Part of the issue is how organizations view the human aspect of the closing date, which is usually treated as the end of the transaction, when it’s really just the start of change. Organizations, processes, and cultures will be integrated for weeks and months after the organizations come together, causing disruption and uncertainty. Leaders in the M&A environment are managing an organization that hasn’t existed before. Their people are no longer part of the organization they joined. Their sense of normal is disrupted. In response, they may choose to hold on to the past and what’s comfortable or feel a bit disoriented as they search for their place in the new company. In the midst of the disruption, new challenges and opportunities will arise not just in the integration of the new organization, but in its marketplace and among its customers. And, the merger or acquisition won’t be the last change they are facing. CEB reports that the average organization has undergone five enterprise-wide changes in the past three years and 73% expect change to accelerate (URL: https://www.cebglobal.com/insights/change-management.html). In this environment, change agility needs to be part of the new organization’s and leaders’ DNA. It can’t just exist in a few people in the organization; it needs to be the way business gets done.

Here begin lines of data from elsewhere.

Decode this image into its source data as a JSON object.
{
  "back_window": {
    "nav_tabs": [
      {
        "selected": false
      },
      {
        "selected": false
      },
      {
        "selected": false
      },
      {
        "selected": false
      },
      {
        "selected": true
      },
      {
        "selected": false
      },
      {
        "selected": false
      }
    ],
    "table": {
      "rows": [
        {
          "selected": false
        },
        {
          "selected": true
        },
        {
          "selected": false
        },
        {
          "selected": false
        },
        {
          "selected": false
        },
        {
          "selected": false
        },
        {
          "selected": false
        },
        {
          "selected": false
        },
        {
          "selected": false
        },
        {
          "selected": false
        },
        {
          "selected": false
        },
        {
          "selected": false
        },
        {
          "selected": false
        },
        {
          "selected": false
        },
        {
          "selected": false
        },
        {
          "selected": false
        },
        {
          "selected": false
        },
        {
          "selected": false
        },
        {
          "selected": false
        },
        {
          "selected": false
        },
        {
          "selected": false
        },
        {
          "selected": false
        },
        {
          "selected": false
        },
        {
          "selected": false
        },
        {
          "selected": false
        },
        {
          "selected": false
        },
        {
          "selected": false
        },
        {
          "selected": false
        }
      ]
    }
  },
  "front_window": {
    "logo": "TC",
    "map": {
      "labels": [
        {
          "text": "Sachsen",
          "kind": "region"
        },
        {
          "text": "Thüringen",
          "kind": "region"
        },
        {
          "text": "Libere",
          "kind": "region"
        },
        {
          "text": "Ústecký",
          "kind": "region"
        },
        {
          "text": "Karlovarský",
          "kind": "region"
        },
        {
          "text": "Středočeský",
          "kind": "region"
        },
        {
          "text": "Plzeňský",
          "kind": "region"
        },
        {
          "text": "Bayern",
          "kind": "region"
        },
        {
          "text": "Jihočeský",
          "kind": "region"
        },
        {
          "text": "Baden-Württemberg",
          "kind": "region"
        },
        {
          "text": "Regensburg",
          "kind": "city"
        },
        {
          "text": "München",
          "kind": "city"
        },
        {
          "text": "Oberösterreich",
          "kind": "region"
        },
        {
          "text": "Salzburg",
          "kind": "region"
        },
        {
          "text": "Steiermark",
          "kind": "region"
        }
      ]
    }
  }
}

Successful change-agile leaders at all levels in the organization respond to changes in the business environment by seizing opportunities, including throwing out old models and developing new ways of doing business. They try to make change thinking contagious, embedding it into everything they do from the most fundamental daily interactions to the most complex strategy.
Change-agile leaders demonstrate five integrated behaviors that, together, create a competitive advantage for the organization. They:
Share a compelling, clear purpose: Purpose is the guardrail for actions. Change agility requires an answer to the question “Why?”, so that people can fight the natural instinct to resist change. The answer needs to tap into what’s meaningful and important, providing an irresistible invitation to come along. As CEO Shoei Yamana of Konica Minolta has said, “My belief is that people don’t work for numbers…they need to share the same belief that they are creating value in some way.” If you can’t articulate a clear purpose behind the changes being made, it’s unlikely that your employees will be able to implement them.
- Competing in the FutureHow to make your company more nimble and responsive.
Look ahead and see opportunity: Most leaders view this as the role of senior executives. To infuse change agility into your culture, mid- and front-line leaders — who are closest to the markets, customers, and daily operations — need to be encouraged and incented to see opportunities in what they do every day. They need to look beyond this month or this year to identify trends and take action. History is littered with market leaders who didn’t see the opportunities ahead or take action on them. Kodak, Sears, and Motorolaare just a few. To build this behavior into the organization, leaders should:
- Make opportunity-seeking part of the regular conversation. Simply asking questions like “What are our customers talking about? What do you think they will want a year or two from now? What new trends do you think will impact us?” sends the message that looking ahead is important.
- Provide space to experiment. When a potential opportunity is identified, allow individuals or groups to experiment with ways to take advantage of it. Minimize the need for multiple layers of sign-off. It makes the culture too risk averse and squelches momentum.
- Advertise successes. Nothing breeds success like success. Tell the stories at company events and recognize middle and front-line leaders who are looking ahead and identifying opportunities. Show that the status quo is not enough anymore.
Seek out what’s not working:..